=== What you are asked to do ===
Search term "Johanna": copy each line of the records that contains it.

*** Given information Section Begins ***

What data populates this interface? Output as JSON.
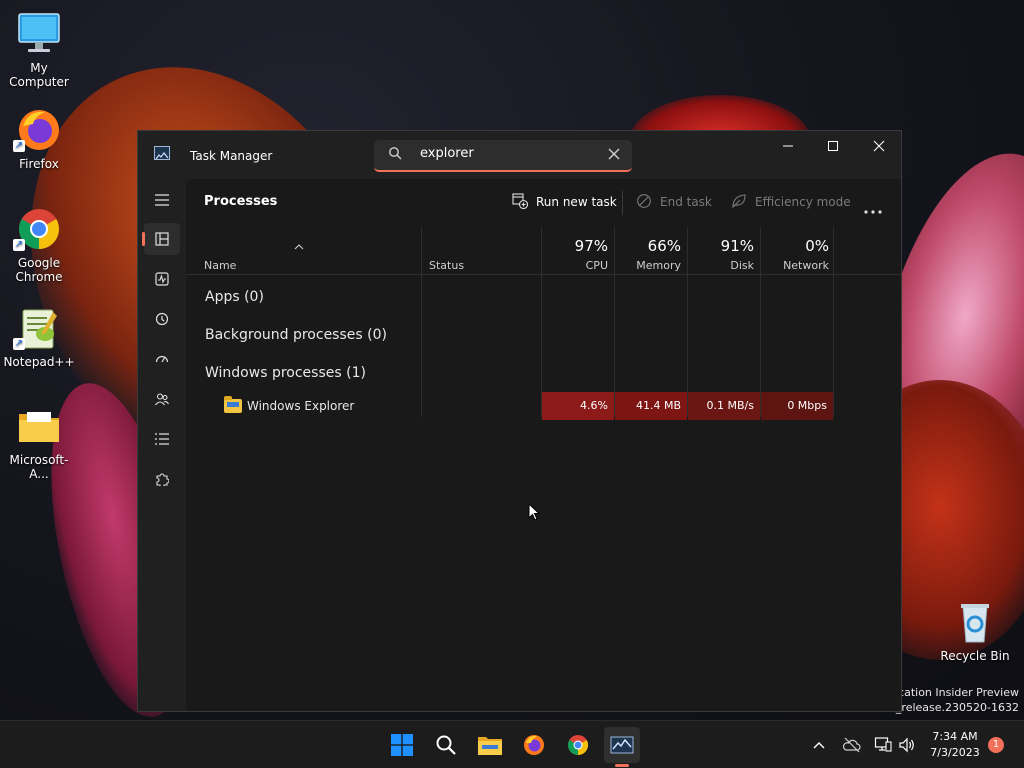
{
  "desktop": {
    "icons": [
      {
        "label": "My Computer"
      },
      {
        "label": "Firefox"
      },
      {
        "label": "Google Chrome"
      },
      {
        "label": "Notepad++"
      },
      {
        "label": "Microsoft-A..."
      },
      {
        "label": "Recycle Bin"
      }
    ],
    "watermark": {
      "line1": "ication Insider Preview",
      "line2": "n_release.230520-1632"
    }
  },
  "window": {
    "title": "Task Manager",
    "search": {
      "value": "explorer",
      "placeholder": ""
    },
    "page_title": "Processes",
    "commands": {
      "run_new_task": "Run new task",
      "end_task": "End task",
      "efficiency_mode": "Efficiency mode"
    },
    "columns": {
      "name": "Name",
      "status": "Status",
      "cpu": {
        "pct": "97%",
        "label": "CPU"
      },
      "memory": {
        "pct": "66%",
        "label": "Memory"
      },
      "disk": {
        "pct": "91%",
        "label": "Disk"
      },
      "network": {
        "pct": "0%",
        "label": "Network"
      }
    },
    "groups": [
      {
        "label": "Apps (0)"
      },
      {
        "label": "Background processes (0)"
      },
      {
        "label": "Windows processes (1)"
      }
    ],
    "processes": [
      {
        "name": "Windows Explorer",
        "cpu": "4.6%",
        "memory": "41.4 MB",
        "disk": "0.1 MB/s",
        "network": "0 Mbps"
      }
    ]
  },
  "taskbar": {
    "clock": {
      "time": "7:34 AM",
      "date": "7/3/2023"
    },
    "notification_count": "1"
  },
  "colors": {
    "accent": "#f0705a",
    "heat_cpu": "#8c1a18",
    "heat_memory": "#7d1512",
    "heat_disk": "#6a1612",
    "heat_network": "#5e1410"
  }
}
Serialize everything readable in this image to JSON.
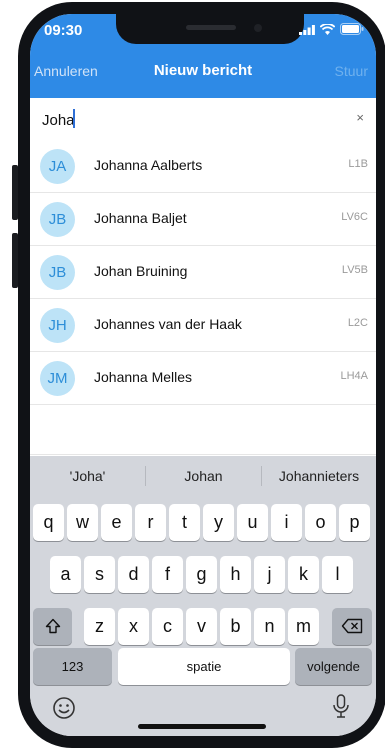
{
  "status": {
    "time": "09:30"
  },
  "nav": {
    "cancel": "Annuleren",
    "title": "Nieuw bericht",
    "send": "Stuur"
  },
  "search": {
    "value": "Joha",
    "clear": "×"
  },
  "contacts": [
    {
      "initials": "JA",
      "name": "Johanna  Aalberts",
      "code": "L1B"
    },
    {
      "initials": "JB",
      "name": "Johanna  Baljet",
      "code": "LV6C"
    },
    {
      "initials": "JB",
      "name": "Johan Bruining",
      "code": "LV5B"
    },
    {
      "initials": "JH",
      "name": "Johannes van der Haak",
      "code": "L2C"
    },
    {
      "initials": "JM",
      "name": "Johanna  Melles",
      "code": "LH4A"
    }
  ],
  "keyboard": {
    "suggestions": [
      "'Joha'",
      "Johan",
      "Johannieters"
    ],
    "row1": [
      "q",
      "w",
      "e",
      "r",
      "t",
      "y",
      "u",
      "i",
      "o",
      "p"
    ],
    "row2": [
      "a",
      "s",
      "d",
      "f",
      "g",
      "h",
      "j",
      "k",
      "l"
    ],
    "row3": [
      "z",
      "x",
      "c",
      "v",
      "b",
      "n",
      "m"
    ],
    "numbers": "123",
    "space": "spatie",
    "next": "volgende"
  },
  "icons": [
    "signal-icon",
    "wifi-icon",
    "battery-icon",
    "shift-icon",
    "backspace-icon",
    "emoji-icon",
    "microphone-icon"
  ],
  "colors": {
    "header": "#2e8ae6",
    "avatar_bg": "#bde3f7",
    "avatar_text": "#2d8ed8"
  }
}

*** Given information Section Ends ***

=== Exercise result ===
      "name": "Johanna  Aalberts",
      "name": "Johanna  Baljet",
      "name": "Johanna  Melles",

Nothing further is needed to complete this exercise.